## TASK GOAL
Please print the full listing below exactly, but not the pictures in it.

+++++

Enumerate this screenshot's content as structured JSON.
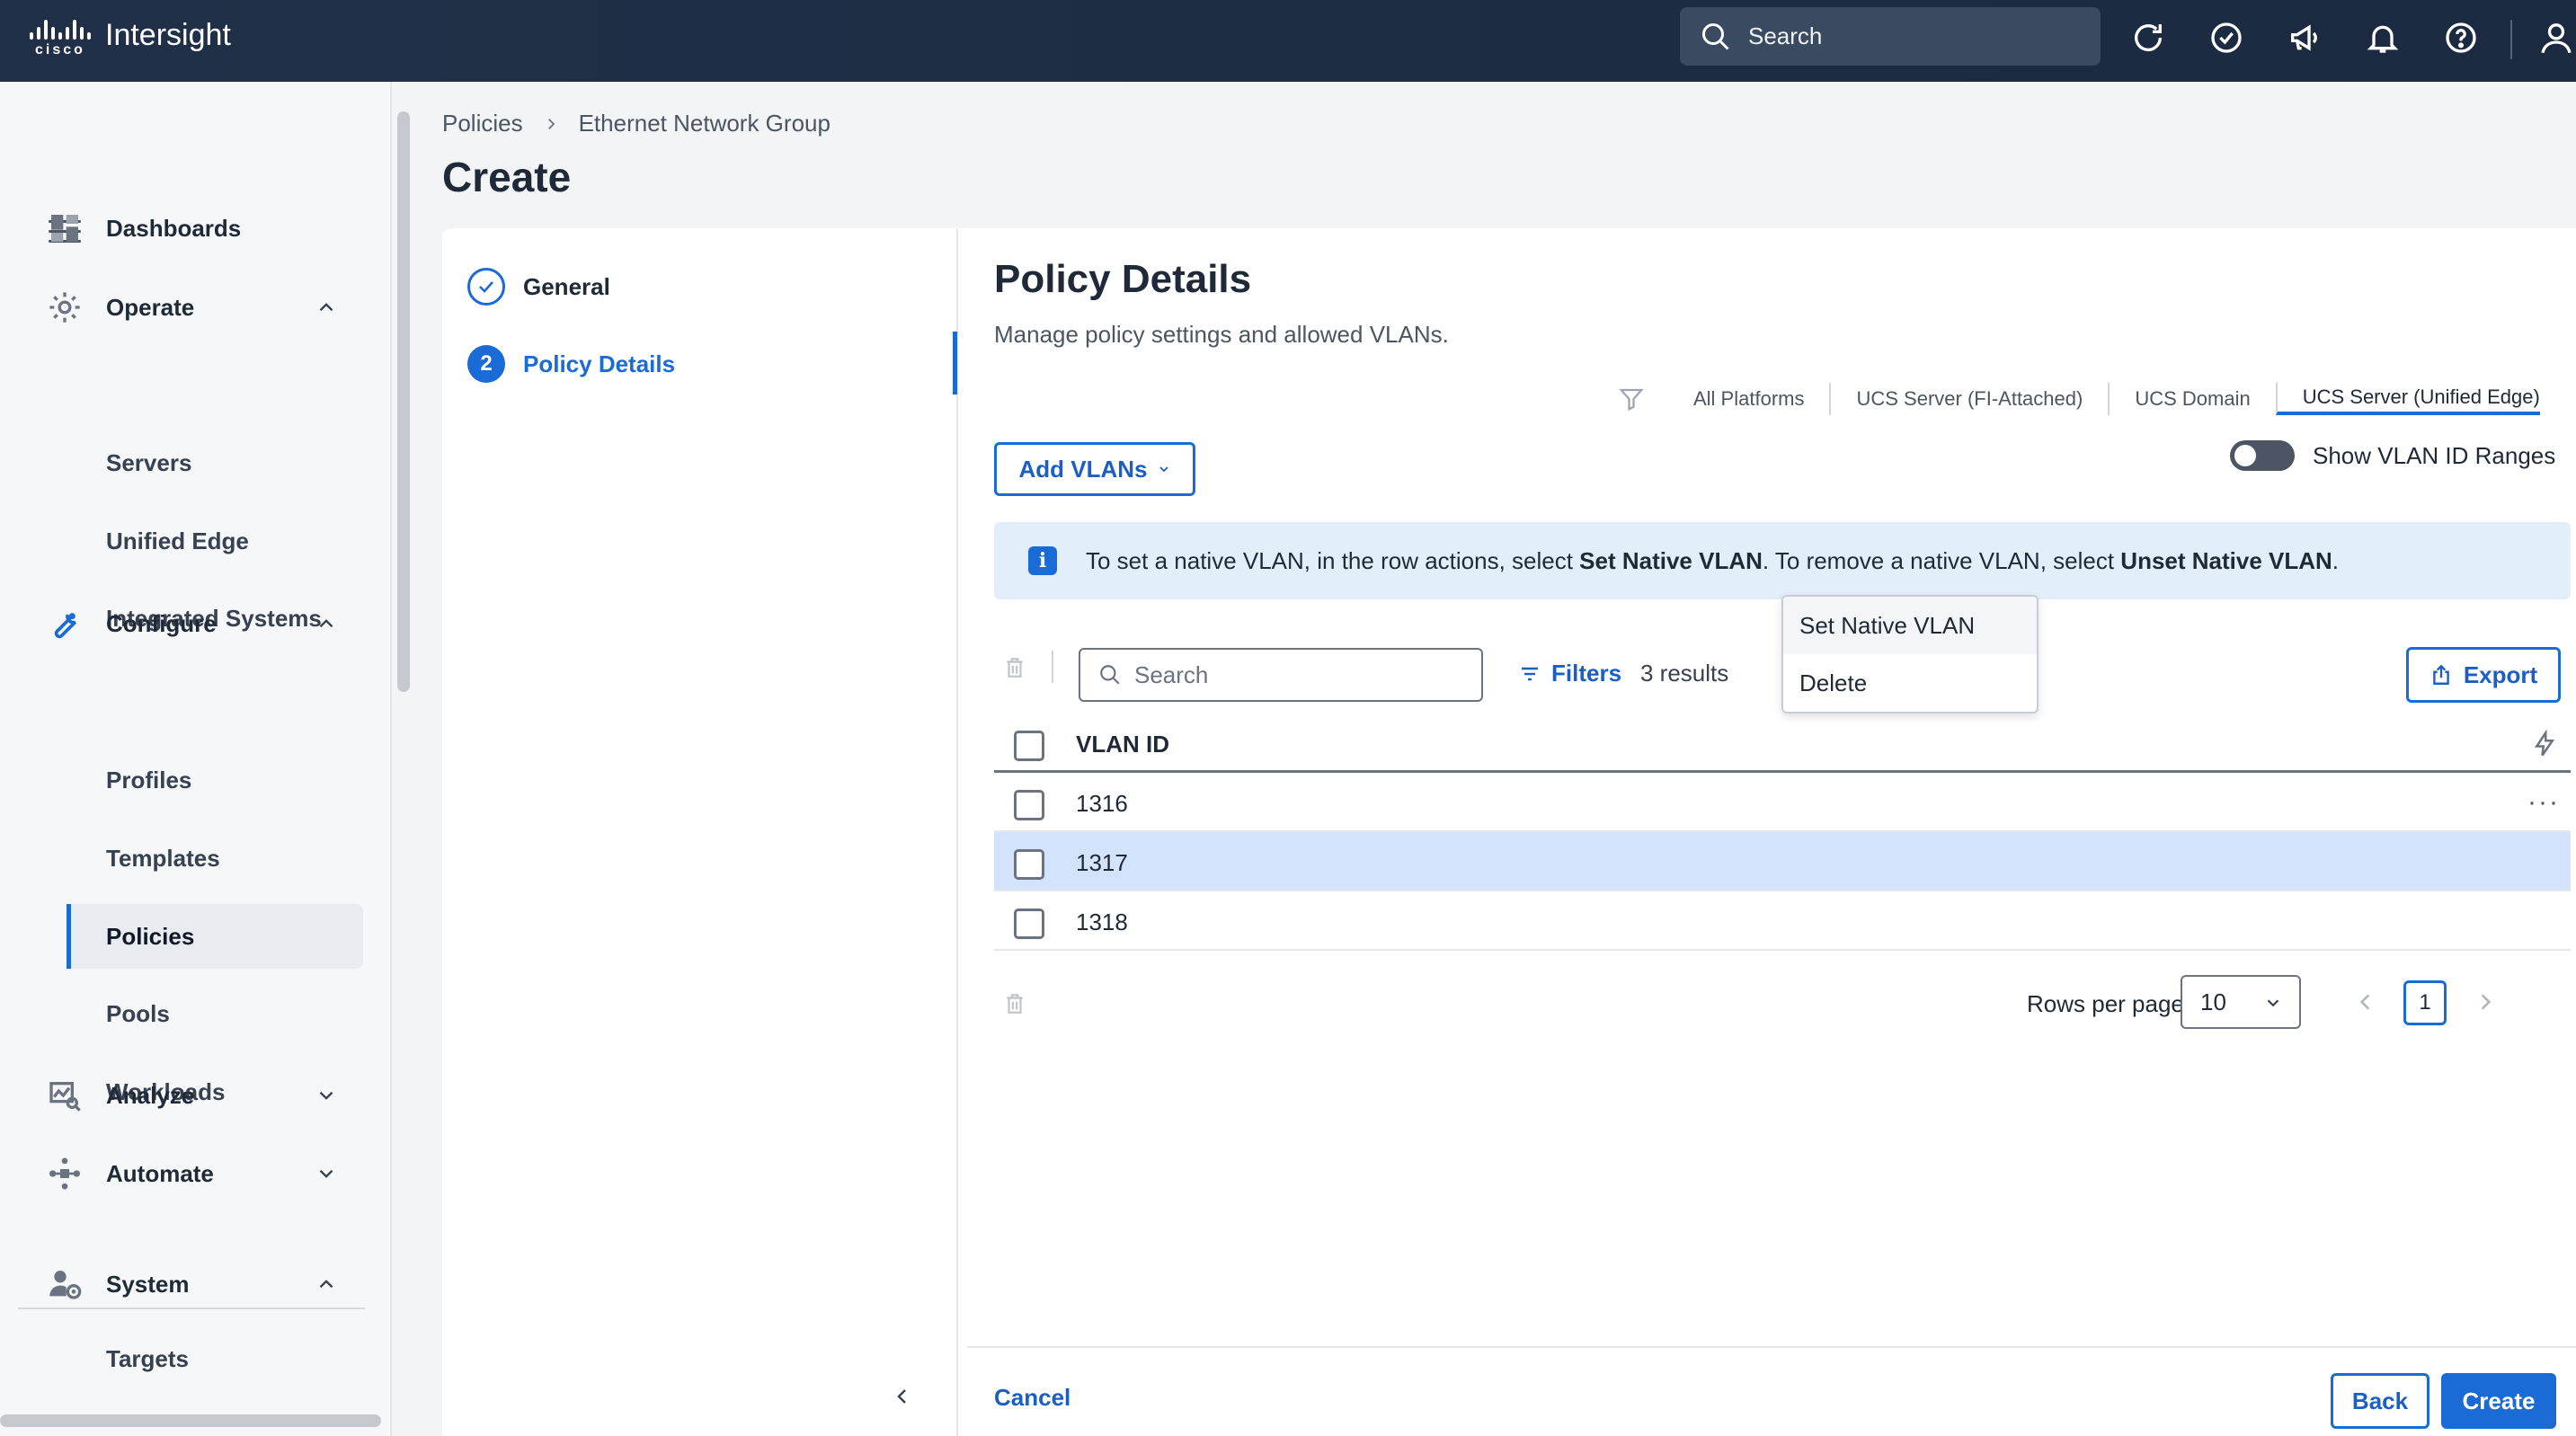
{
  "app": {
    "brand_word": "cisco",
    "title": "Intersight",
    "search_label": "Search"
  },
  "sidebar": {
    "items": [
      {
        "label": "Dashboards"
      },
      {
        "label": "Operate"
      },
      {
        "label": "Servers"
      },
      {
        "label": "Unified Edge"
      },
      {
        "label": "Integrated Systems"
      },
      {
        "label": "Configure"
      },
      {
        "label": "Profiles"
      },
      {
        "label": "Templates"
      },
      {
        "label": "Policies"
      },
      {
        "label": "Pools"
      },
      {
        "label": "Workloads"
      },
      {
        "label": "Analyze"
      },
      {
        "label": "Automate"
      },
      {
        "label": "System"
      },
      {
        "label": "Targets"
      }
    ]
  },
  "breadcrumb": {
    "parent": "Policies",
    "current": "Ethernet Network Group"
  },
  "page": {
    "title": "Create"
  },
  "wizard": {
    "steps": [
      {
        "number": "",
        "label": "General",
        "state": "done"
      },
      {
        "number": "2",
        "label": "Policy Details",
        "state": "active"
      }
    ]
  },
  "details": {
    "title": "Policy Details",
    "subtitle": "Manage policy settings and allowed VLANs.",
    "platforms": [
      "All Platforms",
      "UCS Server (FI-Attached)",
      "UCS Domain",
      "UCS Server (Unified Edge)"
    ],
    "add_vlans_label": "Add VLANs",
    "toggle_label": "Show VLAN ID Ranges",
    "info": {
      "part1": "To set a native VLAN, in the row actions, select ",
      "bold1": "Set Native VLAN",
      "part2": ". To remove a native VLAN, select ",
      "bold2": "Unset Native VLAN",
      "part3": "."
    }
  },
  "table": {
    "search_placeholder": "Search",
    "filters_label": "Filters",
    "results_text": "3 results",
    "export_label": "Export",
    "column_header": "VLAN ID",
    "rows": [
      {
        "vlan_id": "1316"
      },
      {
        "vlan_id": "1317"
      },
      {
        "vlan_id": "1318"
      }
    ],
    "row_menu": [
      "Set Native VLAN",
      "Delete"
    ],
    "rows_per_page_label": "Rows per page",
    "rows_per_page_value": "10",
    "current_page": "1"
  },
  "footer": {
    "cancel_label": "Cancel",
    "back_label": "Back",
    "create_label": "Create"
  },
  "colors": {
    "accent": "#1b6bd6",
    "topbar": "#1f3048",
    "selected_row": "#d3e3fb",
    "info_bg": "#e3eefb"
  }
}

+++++

## YOUR SOLUTION
Enumerate this screenshot's content as structured JSON.
{
  "app": {
    "brand_word": "cisco",
    "title": "Intersight",
    "search_label": "Search"
  },
  "sidebar": {
    "items": [
      {
        "label": "Dashboards"
      },
      {
        "label": "Operate"
      },
      {
        "label": "Servers"
      },
      {
        "label": "Unified Edge"
      },
      {
        "label": "Integrated Systems"
      },
      {
        "label": "Configure"
      },
      {
        "label": "Profiles"
      },
      {
        "label": "Templates"
      },
      {
        "label": "Policies"
      },
      {
        "label": "Pools"
      },
      {
        "label": "Workloads"
      },
      {
        "label": "Analyze"
      },
      {
        "label": "Automate"
      },
      {
        "label": "System"
      },
      {
        "label": "Targets"
      }
    ]
  },
  "breadcrumb": {
    "parent": "Policies",
    "current": "Ethernet Network Group"
  },
  "page": {
    "title": "Create"
  },
  "wizard": {
    "steps": [
      {
        "number": "",
        "label": "General",
        "state": "done"
      },
      {
        "number": "2",
        "label": "Policy Details",
        "state": "active"
      }
    ]
  },
  "details": {
    "title": "Policy Details",
    "subtitle": "Manage policy settings and allowed VLANs.",
    "platforms": [
      "All Platforms",
      "UCS Server (FI-Attached)",
      "UCS Domain",
      "UCS Server (Unified Edge)"
    ],
    "add_vlans_label": "Add VLANs",
    "toggle_label": "Show VLAN ID Ranges",
    "info": {
      "part1": "To set a native VLAN, in the row actions, select ",
      "bold1": "Set Native VLAN",
      "part2": ". To remove a native VLAN, select ",
      "bold2": "Unset Native VLAN",
      "part3": "."
    }
  },
  "table": {
    "search_placeholder": "Search",
    "filters_label": "Filters",
    "results_text": "3 results",
    "export_label": "Export",
    "column_header": "VLAN ID",
    "rows": [
      {
        "vlan_id": "1316"
      },
      {
        "vlan_id": "1317"
      },
      {
        "vlan_id": "1318"
      }
    ],
    "row_menu": [
      "Set Native VLAN",
      "Delete"
    ],
    "rows_per_page_label": "Rows per page",
    "rows_per_page_value": "10",
    "current_page": "1"
  },
  "footer": {
    "cancel_label": "Cancel",
    "back_label": "Back",
    "create_label": "Create"
  },
  "colors": {
    "accent": "#1b6bd6",
    "topbar": "#1f3048",
    "selected_row": "#d3e3fb",
    "info_bg": "#e3eefb"
  }
}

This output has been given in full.